  • Douglas, Susan J. "Radio and Television." History.com. (April 27, 2011)http://www.history.com/topics/radio-and-television
  • Early Television Museum. "Early Electronic Television: Television During World War Two." (April 27, 2011)http://www.earlytelevision.org/ww2_history.html
  • MacDonald, J. Fred. "Cold War Television Dramas." Television and the Red Menace: The Video Road to Vietnam. 2009. (April 27, 2011)http://jfredmacdonald.com/trm/111.tvdramas.htm
  • Mishkind, Barry. "Television History." The Broadcast Archive. June 15, 2009. (April 27, 2011)http://www.oldradio.com/current/bc_tv.htm
  • Shagawat, Robert. "Television Recording: The origins and earliest surviving live TV broadcast recordings." Early Television Museum. April 2011.
  • Spigel, Lynn. "Make Room For TV: Television and the Family Ideal in Postwar America." University of Chicago Press. 1992.
  • TV History. "Television History -- The First 75 Years." (April 27, 2011)http://www.tvhistory.tv/1946-1949.htm

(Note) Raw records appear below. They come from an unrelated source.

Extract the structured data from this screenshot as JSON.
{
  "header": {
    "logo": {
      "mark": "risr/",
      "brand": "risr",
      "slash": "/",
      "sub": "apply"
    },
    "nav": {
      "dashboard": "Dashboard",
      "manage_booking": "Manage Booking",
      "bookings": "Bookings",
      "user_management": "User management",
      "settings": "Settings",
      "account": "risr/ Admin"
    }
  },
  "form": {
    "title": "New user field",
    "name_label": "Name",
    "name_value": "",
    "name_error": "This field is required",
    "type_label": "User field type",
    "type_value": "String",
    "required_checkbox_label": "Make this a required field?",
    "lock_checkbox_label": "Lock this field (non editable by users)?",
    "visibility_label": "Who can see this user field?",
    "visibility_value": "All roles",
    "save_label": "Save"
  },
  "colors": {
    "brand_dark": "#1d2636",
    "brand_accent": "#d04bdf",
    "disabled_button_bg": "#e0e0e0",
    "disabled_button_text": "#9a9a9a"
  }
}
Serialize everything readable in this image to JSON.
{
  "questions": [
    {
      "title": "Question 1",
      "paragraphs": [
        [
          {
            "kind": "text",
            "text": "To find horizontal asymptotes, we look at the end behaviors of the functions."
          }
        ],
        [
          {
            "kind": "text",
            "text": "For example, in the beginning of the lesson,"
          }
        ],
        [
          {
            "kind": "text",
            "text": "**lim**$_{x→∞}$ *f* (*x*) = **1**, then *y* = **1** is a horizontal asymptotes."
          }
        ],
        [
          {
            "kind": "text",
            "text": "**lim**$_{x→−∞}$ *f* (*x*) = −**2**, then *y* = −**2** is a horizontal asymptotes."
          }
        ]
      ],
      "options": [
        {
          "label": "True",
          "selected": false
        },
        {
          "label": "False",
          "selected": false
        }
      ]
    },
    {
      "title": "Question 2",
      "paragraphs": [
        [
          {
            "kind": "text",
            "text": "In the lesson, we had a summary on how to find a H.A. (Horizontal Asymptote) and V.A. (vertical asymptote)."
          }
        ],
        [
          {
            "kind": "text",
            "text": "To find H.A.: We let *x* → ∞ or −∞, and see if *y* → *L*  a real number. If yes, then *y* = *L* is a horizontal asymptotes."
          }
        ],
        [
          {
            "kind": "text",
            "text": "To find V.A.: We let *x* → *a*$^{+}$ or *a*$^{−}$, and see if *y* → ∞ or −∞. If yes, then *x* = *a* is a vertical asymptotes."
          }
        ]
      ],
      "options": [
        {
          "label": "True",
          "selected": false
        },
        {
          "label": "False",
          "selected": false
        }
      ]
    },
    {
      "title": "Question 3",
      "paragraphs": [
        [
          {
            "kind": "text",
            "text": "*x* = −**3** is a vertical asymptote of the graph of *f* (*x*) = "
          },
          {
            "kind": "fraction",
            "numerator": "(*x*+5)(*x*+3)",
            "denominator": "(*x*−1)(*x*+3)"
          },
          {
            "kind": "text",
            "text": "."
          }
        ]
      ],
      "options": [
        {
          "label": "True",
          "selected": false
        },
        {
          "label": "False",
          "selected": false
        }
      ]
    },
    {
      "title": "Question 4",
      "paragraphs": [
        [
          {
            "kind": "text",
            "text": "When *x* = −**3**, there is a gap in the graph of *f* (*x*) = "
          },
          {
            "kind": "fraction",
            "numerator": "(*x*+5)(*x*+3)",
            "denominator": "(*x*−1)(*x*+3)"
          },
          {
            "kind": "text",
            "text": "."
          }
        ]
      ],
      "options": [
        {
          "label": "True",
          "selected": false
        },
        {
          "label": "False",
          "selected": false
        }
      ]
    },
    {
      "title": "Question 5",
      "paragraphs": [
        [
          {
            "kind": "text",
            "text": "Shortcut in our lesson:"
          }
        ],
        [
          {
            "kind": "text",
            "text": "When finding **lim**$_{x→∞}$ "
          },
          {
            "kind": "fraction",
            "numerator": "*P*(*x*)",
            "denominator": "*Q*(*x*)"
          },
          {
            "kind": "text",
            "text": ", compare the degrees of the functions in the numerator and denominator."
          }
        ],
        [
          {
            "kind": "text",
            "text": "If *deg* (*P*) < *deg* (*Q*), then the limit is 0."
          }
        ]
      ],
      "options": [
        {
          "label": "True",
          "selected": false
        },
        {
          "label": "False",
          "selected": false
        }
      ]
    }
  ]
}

  • U.S. Department of State. "Postwar America." America.gov Archice. April 2008. (April 27, 2011)http://www.america.gov/st/educ-english/2008/April/20080407122951eaifas0.8578913.html